→ WHAT YOU WILL DO: Write an exact copy of the entries below that leaves out all pictures.

→ GIVEN DATA:
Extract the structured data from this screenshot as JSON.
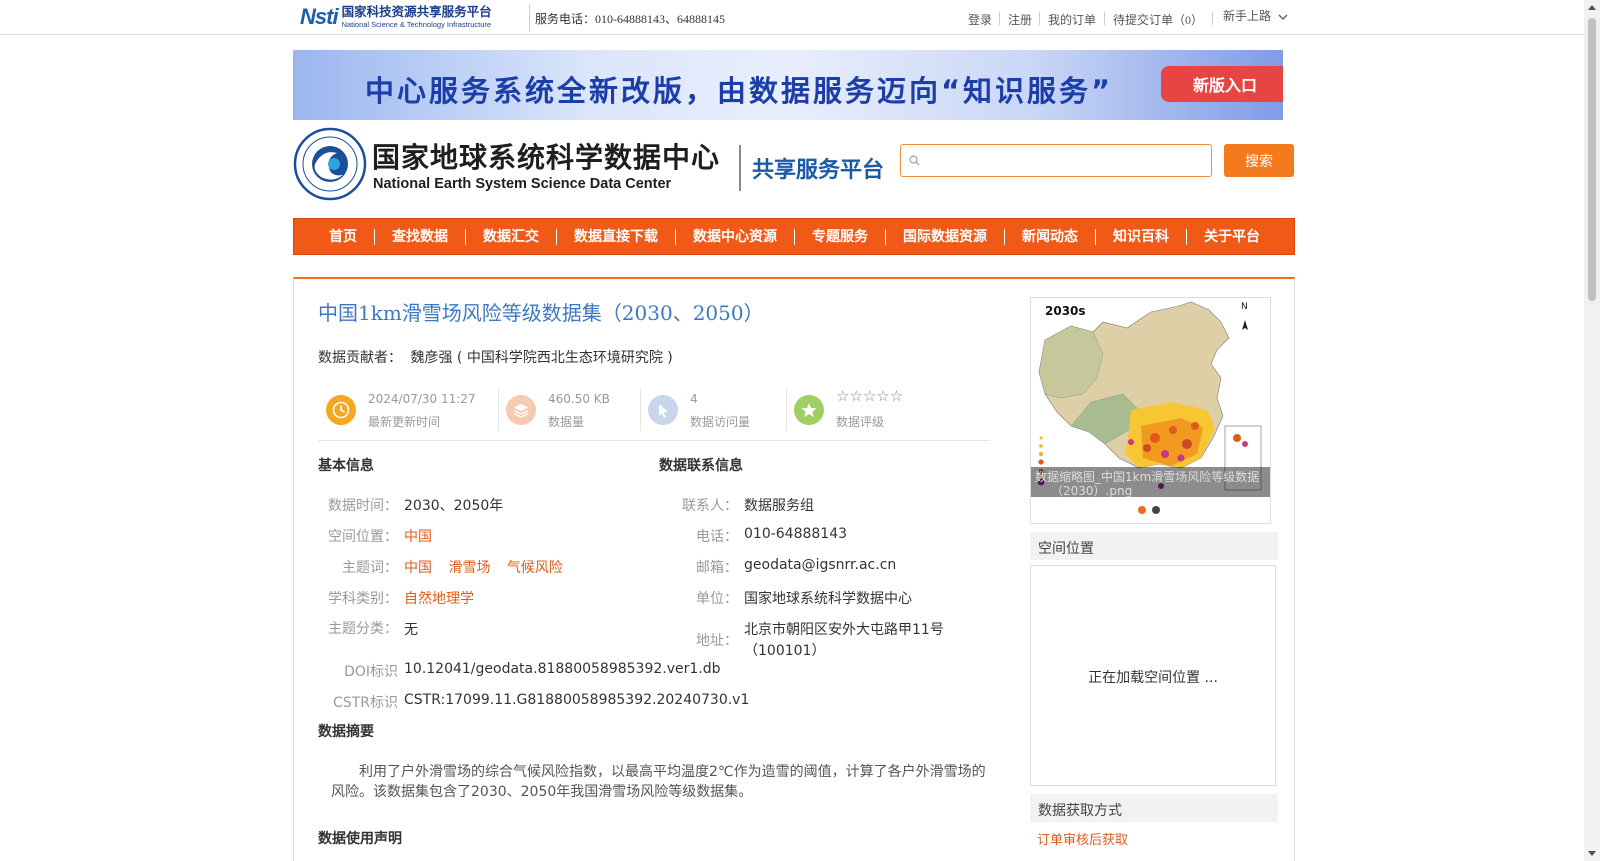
{
  "topbar": {
    "logo_mark": "Nsti",
    "logo_cn": "国家科技资源共享服务平台",
    "logo_en": "National Science & Technology Infrastructure",
    "service_phone": "服务电话：010-64888143、64888145",
    "login": "登录",
    "register": "注册",
    "my_orders": "我的订单",
    "pending_orders": "待提交订单（0）",
    "newbie_guide": "新手上路"
  },
  "banner": {
    "text": "中心服务系统全新改版，由数据服务迈向“知识服务”",
    "button": "新版入口"
  },
  "header": {
    "title_cn": "国家地球系统科学数据中心",
    "title_en": "National Earth System Science Data Center",
    "subtitle": "共享服务平台",
    "search_placeholder": "",
    "search_button": "搜索"
  },
  "nav": [
    "首页",
    "查找数据",
    "数据汇交",
    "数据直接下载",
    "数据中心资源",
    "专题服务",
    "国际数据资源",
    "新闻动态",
    "知识百科",
    "关于平台"
  ],
  "dataset": {
    "title": "中国1km滑雪场风险等级数据集（2030、2050）",
    "contributor_label": "数据贡献者：",
    "contributor": "魏彦强 ( 中国科学院西北生态环境研究院 )",
    "stats": {
      "updated_value": "2024/07/30 11:27",
      "updated_label": "最新更新时间",
      "size_value": "460.50 KB",
      "size_label": "数据量",
      "visits_value": "4",
      "visits_label": "数据访问量",
      "rating_stars": "☆☆☆☆☆",
      "rating_label": "数据评级",
      "rating_value": 0
    },
    "basic_info_title": "基本信息",
    "basic_info": {
      "time_label": "数据时间：",
      "time_value": "2030、2050年",
      "location_label": "空间位置：",
      "location_value": "中国",
      "keywords_label": "主题词：",
      "keywords": [
        "中国",
        "滑雪场",
        "气候风险"
      ],
      "discipline_label": "学科类别：",
      "discipline_value": "自然地理学",
      "category_label": "主题分类：",
      "category_value": "无",
      "doi_label": "DOI标识",
      "doi_value": "10.12041/geodata.81880058985392.ver1.db",
      "cstr_label": "CSTR标识",
      "cstr_value": "CSTR:17099.11.G81880058985392.20240730.v1"
    },
    "contact_title": "数据联系信息",
    "contact": {
      "person_label": "联系人：",
      "person_value": "数据服务组",
      "phone_label": "电话：",
      "phone_value": "010-64888143",
      "email_label": "邮箱：",
      "email_value": "geodata@igsnrr.ac.cn",
      "unit_label": "单位：",
      "unit_value": "国家地球系统科学数据中心",
      "address_label": "地址：",
      "address_line1": "北京市朝阳区安外大屯路甲11号",
      "address_line2": "（100101）"
    },
    "abstract_title": "数据摘要",
    "abstract": "利用了户外滑雪场的综合气候风险指数，以最高平均温度2℃作为造雪的阈值，计算了各户外滑雪场的风险。该数据集包含了2030、2050年我国滑雪场风险等级数据集。",
    "usage_title": "数据使用声明"
  },
  "sidebar": {
    "thumb_label": "2030s",
    "thumb_caption_line1": "数据缩略图_中国1km滑雪场风险等级数据",
    "thumb_caption_line2": "（2030）.png",
    "thumb_north": "N",
    "spatial_title": "空间位置",
    "spatial_loading": "正在加载空间位置 ...",
    "access_title": "数据获取方式",
    "access_method": "订单审核后获取"
  },
  "colors": {
    "accent": "#f05a16",
    "link_blue": "#3d78c3",
    "orange_text": "#e25d18"
  }
}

→ THE COMPLETED TASK:
Extract the structured data from this screenshot as JSON.
{
  "topbar": {
    "logo_mark": "Nsti",
    "logo_cn": "国家科技资源共享服务平台",
    "logo_en": "National Science & Technology Infrastructure",
    "service_phone": "服务电话：010-64888143、64888145",
    "login": "登录",
    "register": "注册",
    "my_orders": "我的订单",
    "pending_orders": "待提交订单（0）",
    "newbie_guide": "新手上路"
  },
  "banner": {
    "text": "中心服务系统全新改版，由数据服务迈向“知识服务”",
    "button": "新版入口"
  },
  "header": {
    "title_cn": "国家地球系统科学数据中心",
    "title_en": "National Earth System Science Data Center",
    "subtitle": "共享服务平台",
    "search_placeholder": "",
    "search_button": "搜索"
  },
  "nav": [
    "首页",
    "查找数据",
    "数据汇交",
    "数据直接下载",
    "数据中心资源",
    "专题服务",
    "国际数据资源",
    "新闻动态",
    "知识百科",
    "关于平台"
  ],
  "dataset": {
    "title": "中国1km滑雪场风险等级数据集（2030、2050）",
    "contributor_label": "数据贡献者：",
    "contributor": "魏彦强 ( 中国科学院西北生态环境研究院 )",
    "stats": {
      "updated_value": "2024/07/30 11:27",
      "updated_label": "最新更新时间",
      "size_value": "460.50 KB",
      "size_label": "数据量",
      "visits_value": "4",
      "visits_label": "数据访问量",
      "rating_stars": "☆☆☆☆☆",
      "rating_label": "数据评级",
      "rating_value": 0
    },
    "basic_info_title": "基本信息",
    "basic_info": {
      "time_label": "数据时间：",
      "time_value": "2030、2050年",
      "location_label": "空间位置：",
      "location_value": "中国",
      "keywords_label": "主题词：",
      "keywords": [
        "中国",
        "滑雪场",
        "气候风险"
      ],
      "discipline_label": "学科类别：",
      "discipline_value": "自然地理学",
      "category_label": "主题分类：",
      "category_value": "无",
      "doi_label": "DOI标识",
      "doi_value": "10.12041/geodata.81880058985392.ver1.db",
      "cstr_label": "CSTR标识",
      "cstr_value": "CSTR:17099.11.G81880058985392.20240730.v1"
    },
    "contact_title": "数据联系信息",
    "contact": {
      "person_label": "联系人：",
      "person_value": "数据服务组",
      "phone_label": "电话：",
      "phone_value": "010-64888143",
      "email_label": "邮箱：",
      "email_value": "geodata@igsnrr.ac.cn",
      "unit_label": "单位：",
      "unit_value": "国家地球系统科学数据中心",
      "address_label": "地址：",
      "address_line1": "北京市朝阳区安外大屯路甲11号",
      "address_line2": "（100101）"
    },
    "abstract_title": "数据摘要",
    "abstract": "利用了户外滑雪场的综合气候风险指数，以最高平均温度2℃作为造雪的阈值，计算了各户外滑雪场的风险。该数据集包含了2030、2050年我国滑雪场风险等级数据集。",
    "usage_title": "数据使用声明"
  },
  "sidebar": {
    "thumb_label": "2030s",
    "thumb_caption_line1": "数据缩略图_中国1km滑雪场风险等级数据",
    "thumb_caption_line2": "（2030）.png",
    "thumb_north": "N",
    "spatial_title": "空间位置",
    "spatial_loading": "正在加载空间位置 ...",
    "access_title": "数据获取方式",
    "access_method": "订单审核后获取"
  },
  "colors": {
    "accent": "#f05a16",
    "link_blue": "#3d78c3",
    "orange_text": "#e25d18"
  }
}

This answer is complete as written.